Foxconn Technology Group, for example, the giant electronics manufacturer that builds components for Dell, Hewlett-Packard and Apple in gigantic plants in Shenzen and elsewhere in urban China, will soon employ enough people to fill 60 percent of the jobs in Manhattan. Foxconn has close to 920,000 workers, nearly all of whom are under 25; in August, the company announced plans to add 400,000 more workers in the next year.

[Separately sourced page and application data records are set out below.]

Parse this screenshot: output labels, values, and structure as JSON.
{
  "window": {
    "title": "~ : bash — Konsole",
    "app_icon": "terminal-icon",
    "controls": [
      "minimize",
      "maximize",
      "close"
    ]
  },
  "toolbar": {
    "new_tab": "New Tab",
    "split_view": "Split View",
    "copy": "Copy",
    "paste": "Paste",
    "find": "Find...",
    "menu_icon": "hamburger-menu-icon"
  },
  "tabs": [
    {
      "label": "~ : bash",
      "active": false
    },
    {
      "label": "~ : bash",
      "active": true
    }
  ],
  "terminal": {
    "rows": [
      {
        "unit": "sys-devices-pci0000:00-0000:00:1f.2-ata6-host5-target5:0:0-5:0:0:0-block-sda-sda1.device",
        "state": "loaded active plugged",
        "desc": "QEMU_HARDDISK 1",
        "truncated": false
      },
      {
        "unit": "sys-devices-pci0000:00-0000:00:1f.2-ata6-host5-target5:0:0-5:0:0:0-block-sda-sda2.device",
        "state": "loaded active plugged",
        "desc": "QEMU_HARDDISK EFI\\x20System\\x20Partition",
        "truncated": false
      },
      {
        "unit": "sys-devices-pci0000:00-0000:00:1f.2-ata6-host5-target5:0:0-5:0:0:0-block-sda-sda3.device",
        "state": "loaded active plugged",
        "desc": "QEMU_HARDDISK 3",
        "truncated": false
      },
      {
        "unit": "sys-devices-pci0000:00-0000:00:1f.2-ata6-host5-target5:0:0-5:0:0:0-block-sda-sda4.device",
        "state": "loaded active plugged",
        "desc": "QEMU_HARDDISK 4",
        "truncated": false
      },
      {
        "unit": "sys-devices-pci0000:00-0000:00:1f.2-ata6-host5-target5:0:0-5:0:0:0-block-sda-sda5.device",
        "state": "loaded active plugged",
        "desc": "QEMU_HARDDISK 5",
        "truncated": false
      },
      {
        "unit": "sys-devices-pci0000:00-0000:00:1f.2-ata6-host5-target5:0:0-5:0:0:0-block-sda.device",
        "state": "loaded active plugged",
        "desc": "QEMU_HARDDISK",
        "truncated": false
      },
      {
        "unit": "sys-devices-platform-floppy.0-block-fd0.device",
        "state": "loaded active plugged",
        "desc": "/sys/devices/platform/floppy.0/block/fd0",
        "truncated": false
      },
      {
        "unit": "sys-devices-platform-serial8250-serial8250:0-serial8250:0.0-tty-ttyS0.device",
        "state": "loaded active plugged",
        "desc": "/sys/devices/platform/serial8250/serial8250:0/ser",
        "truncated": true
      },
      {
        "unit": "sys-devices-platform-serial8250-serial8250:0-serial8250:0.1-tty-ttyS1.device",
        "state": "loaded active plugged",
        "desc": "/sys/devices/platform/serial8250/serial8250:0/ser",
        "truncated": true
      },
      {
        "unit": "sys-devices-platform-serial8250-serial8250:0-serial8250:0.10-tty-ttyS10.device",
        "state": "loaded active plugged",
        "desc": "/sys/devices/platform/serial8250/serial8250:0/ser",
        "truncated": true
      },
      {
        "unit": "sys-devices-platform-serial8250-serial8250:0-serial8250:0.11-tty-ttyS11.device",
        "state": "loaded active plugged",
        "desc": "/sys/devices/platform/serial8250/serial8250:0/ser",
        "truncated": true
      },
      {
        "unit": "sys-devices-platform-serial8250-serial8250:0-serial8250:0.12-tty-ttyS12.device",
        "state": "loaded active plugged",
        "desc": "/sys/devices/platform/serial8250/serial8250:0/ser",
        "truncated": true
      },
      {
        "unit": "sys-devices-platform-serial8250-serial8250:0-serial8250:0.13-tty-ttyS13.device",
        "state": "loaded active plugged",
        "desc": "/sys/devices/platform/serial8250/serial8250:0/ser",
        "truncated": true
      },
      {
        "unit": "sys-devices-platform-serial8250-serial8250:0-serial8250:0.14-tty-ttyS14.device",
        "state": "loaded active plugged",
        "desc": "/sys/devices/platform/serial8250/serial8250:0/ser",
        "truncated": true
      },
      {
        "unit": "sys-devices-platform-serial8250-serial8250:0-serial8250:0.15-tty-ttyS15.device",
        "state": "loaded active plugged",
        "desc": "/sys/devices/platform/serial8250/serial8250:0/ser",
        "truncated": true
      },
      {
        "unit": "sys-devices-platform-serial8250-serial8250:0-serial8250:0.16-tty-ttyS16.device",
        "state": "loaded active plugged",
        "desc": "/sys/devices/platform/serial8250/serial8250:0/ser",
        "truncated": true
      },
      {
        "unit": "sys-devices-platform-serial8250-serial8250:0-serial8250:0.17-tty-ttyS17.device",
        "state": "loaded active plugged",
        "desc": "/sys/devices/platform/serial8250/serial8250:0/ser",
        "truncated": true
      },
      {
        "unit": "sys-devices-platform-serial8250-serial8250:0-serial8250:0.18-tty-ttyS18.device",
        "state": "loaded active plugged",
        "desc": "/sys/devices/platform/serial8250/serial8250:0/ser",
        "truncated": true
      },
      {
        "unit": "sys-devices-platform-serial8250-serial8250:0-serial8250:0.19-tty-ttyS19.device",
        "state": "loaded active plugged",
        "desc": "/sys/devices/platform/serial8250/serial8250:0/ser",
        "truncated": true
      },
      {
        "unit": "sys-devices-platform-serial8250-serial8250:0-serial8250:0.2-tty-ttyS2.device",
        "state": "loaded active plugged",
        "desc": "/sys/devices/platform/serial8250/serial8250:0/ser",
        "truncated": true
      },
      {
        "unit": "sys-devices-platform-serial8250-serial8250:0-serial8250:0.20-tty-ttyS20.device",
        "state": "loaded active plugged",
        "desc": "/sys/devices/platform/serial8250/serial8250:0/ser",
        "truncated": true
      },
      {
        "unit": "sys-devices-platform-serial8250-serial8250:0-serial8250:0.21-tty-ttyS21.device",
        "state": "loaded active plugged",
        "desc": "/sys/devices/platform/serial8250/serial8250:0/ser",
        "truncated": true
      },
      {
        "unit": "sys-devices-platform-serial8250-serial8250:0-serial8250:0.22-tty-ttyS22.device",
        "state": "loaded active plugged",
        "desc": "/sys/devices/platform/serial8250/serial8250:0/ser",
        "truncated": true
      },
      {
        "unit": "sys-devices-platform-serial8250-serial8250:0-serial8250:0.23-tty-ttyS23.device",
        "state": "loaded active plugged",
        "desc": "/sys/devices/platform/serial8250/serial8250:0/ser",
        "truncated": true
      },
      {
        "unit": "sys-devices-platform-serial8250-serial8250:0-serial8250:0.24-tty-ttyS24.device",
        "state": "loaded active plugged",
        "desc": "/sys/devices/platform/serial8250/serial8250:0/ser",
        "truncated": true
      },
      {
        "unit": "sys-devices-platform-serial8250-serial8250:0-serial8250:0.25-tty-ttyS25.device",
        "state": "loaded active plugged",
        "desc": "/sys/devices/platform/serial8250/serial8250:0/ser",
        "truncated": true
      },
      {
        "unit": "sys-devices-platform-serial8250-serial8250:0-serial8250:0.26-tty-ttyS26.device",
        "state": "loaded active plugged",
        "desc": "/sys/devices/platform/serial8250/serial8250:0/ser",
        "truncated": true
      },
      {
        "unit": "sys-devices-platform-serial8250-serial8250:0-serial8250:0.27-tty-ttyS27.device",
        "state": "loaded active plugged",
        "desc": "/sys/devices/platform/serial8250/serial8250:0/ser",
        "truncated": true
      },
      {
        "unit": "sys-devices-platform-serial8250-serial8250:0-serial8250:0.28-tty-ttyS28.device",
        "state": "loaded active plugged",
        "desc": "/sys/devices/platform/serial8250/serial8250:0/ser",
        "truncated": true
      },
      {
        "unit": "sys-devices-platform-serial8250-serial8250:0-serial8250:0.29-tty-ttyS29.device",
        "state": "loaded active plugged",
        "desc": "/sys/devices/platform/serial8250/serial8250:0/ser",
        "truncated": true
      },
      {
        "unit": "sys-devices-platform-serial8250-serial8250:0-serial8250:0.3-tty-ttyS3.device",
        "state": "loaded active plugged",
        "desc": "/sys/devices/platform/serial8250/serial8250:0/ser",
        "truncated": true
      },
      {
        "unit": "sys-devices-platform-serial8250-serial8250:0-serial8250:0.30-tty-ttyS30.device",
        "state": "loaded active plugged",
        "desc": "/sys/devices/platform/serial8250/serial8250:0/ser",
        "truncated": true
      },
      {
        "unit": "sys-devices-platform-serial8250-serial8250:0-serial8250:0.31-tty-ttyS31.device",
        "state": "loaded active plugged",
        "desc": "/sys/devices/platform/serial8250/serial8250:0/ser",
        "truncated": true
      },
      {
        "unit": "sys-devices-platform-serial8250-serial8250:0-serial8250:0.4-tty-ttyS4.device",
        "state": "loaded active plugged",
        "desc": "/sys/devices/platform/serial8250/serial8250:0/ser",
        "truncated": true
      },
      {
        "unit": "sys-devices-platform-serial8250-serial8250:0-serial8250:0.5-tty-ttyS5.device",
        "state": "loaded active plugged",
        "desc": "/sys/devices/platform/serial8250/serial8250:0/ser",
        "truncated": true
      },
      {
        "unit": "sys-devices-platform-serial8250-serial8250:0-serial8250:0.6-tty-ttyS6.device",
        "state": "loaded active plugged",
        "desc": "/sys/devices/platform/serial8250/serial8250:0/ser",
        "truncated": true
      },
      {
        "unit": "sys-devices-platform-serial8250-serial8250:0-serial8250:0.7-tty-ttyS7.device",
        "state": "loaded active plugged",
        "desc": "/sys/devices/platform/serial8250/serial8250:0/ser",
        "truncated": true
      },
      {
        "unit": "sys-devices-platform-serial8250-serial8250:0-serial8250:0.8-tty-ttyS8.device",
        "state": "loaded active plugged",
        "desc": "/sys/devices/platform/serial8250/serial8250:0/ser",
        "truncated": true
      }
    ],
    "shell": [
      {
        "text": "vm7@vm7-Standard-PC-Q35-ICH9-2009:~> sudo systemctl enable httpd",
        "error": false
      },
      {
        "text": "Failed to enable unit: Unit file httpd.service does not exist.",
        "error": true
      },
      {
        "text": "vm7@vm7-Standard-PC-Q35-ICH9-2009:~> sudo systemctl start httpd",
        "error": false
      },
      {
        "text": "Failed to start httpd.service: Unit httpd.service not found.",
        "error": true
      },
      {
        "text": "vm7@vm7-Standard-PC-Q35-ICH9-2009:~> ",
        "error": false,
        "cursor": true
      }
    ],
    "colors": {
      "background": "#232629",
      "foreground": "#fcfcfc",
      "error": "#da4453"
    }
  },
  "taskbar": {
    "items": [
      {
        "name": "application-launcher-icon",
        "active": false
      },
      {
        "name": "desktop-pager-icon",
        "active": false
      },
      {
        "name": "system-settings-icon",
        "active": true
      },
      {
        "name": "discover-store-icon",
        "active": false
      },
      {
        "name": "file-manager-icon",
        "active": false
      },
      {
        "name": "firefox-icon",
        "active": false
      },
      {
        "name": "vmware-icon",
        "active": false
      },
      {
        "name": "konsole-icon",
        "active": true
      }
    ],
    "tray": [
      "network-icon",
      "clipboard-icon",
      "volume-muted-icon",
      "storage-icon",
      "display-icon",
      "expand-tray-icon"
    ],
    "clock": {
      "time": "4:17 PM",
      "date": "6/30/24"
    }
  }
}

That's from Ted Fishman's interesting piece in the New York Times Magazine about how demographic trends shape globalization. Aging employees in developed countries require increasingly expensive health care plans. Fishman says health care costs for American workers between 50 and 65 are, on average, almost two times what they are for 30 and 40 somethings. The youthfulness of China's workforce is one reason why it's so cheap and attractive to first-world companies. But China won't be young forever. Will it become old before it becomes rich? There are other interesting observations about urbanization and immigration.